[Interface dataset entries]
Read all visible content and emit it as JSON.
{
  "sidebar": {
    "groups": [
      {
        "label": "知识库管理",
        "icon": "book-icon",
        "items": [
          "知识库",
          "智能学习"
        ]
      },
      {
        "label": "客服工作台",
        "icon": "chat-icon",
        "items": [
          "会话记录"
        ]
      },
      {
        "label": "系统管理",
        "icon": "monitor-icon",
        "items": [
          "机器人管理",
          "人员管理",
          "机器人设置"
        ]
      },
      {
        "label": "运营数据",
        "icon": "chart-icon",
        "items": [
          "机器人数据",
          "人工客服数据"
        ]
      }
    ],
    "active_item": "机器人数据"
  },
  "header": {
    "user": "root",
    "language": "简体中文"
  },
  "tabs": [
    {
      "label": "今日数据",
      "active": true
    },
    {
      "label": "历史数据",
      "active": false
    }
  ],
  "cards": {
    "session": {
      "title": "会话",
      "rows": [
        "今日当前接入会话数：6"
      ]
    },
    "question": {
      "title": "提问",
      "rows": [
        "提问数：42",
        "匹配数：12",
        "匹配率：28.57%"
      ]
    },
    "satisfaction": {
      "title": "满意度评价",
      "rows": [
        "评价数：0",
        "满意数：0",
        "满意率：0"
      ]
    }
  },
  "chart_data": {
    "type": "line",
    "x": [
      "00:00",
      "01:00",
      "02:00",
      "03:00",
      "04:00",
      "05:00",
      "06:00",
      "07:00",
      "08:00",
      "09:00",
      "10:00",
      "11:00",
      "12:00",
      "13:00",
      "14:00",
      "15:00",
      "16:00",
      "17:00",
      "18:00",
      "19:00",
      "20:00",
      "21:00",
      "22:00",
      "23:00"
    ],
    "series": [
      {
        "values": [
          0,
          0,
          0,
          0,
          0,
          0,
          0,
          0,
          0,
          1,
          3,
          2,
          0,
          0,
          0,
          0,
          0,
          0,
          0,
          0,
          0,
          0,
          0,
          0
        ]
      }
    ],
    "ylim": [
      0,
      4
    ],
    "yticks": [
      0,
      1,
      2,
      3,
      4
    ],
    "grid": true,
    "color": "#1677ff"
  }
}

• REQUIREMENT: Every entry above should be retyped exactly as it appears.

• SOLUTION TO THE EXERCISE:
Read all visible content and emit it as JSON.
{
  "sidebar": {
    "groups": [
      {
        "label": "知识库管理",
        "icon": "book-icon",
        "items": [
          "知识库",
          "智能学习"
        ]
      },
      {
        "label": "客服工作台",
        "icon": "chat-icon",
        "items": [
          "会话记录"
        ]
      },
      {
        "label": "系统管理",
        "icon": "monitor-icon",
        "items": [
          "机器人管理",
          "人员管理",
          "机器人设置"
        ]
      },
      {
        "label": "运营数据",
        "icon": "chart-icon",
        "items": [
          "机器人数据",
          "人工客服数据"
        ]
      }
    ],
    "active_item": "机器人数据"
  },
  "header": {
    "user": "root",
    "language": "简体中文"
  },
  "tabs": [
    {
      "label": "今日数据",
      "active": true
    },
    {
      "label": "历史数据",
      "active": false
    }
  ],
  "cards": {
    "session": {
      "title": "会话",
      "rows": [
        "今日当前接入会话数：6"
      ]
    },
    "question": {
      "title": "提问",
      "rows": [
        "提问数：42",
        "匹配数：12",
        "匹配率：28.57%"
      ]
    },
    "satisfaction": {
      "title": "满意度评价",
      "rows": [
        "评价数：0",
        "满意数：0",
        "满意率：0"
      ]
    }
  },
  "chart_data": {
    "type": "line",
    "x": [
      "00:00",
      "01:00",
      "02:00",
      "03:00",
      "04:00",
      "05:00",
      "06:00",
      "07:00",
      "08:00",
      "09:00",
      "10:00",
      "11:00",
      "12:00",
      "13:00",
      "14:00",
      "15:00",
      "16:00",
      "17:00",
      "18:00",
      "19:00",
      "20:00",
      "21:00",
      "22:00",
      "23:00"
    ],
    "series": [
      {
        "values": [
          0,
          0,
          0,
          0,
          0,
          0,
          0,
          0,
          0,
          1,
          3,
          2,
          0,
          0,
          0,
          0,
          0,
          0,
          0,
          0,
          0,
          0,
          0,
          0
        ]
      }
    ],
    "ylim": [
      0,
      4
    ],
    "yticks": [
      0,
      1,
      2,
      3,
      4
    ],
    "grid": true,
    "color": "#1677ff"
  }
}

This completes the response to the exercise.